:: Material to process ::
——

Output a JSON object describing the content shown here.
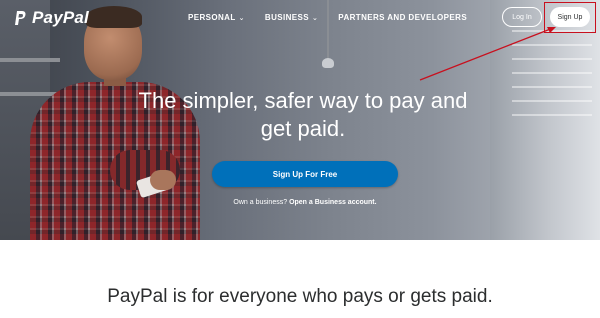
{
  "brand": {
    "name": "PayPal"
  },
  "nav": {
    "links": [
      {
        "label": "PERSONAL",
        "has_dropdown": true
      },
      {
        "label": "BUSINESS",
        "has_dropdown": true
      },
      {
        "label": "PARTNERS AND DEVELOPERS",
        "has_dropdown": false
      }
    ],
    "login_label": "Log In",
    "signup_label": "Sign Up"
  },
  "hero": {
    "headline": "The simpler, safer way to pay and get paid.",
    "cta_label": "Sign Up For Free",
    "business_prompt": "Own a business?",
    "business_link": "Open a Business account."
  },
  "section": {
    "tagline": "PayPal is for everyone who pays or gets paid."
  },
  "annotation": {
    "highlight_color": "#c8101e"
  },
  "colors": {
    "cta": "#0070ba",
    "text_dark": "#2c2e2f"
  }
}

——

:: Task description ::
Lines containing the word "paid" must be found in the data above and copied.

:: Written response ::
    "headline": "The simpler, safer way to pay and get paid.",
    "tagline": "PayPal is for everyone who pays or gets paid."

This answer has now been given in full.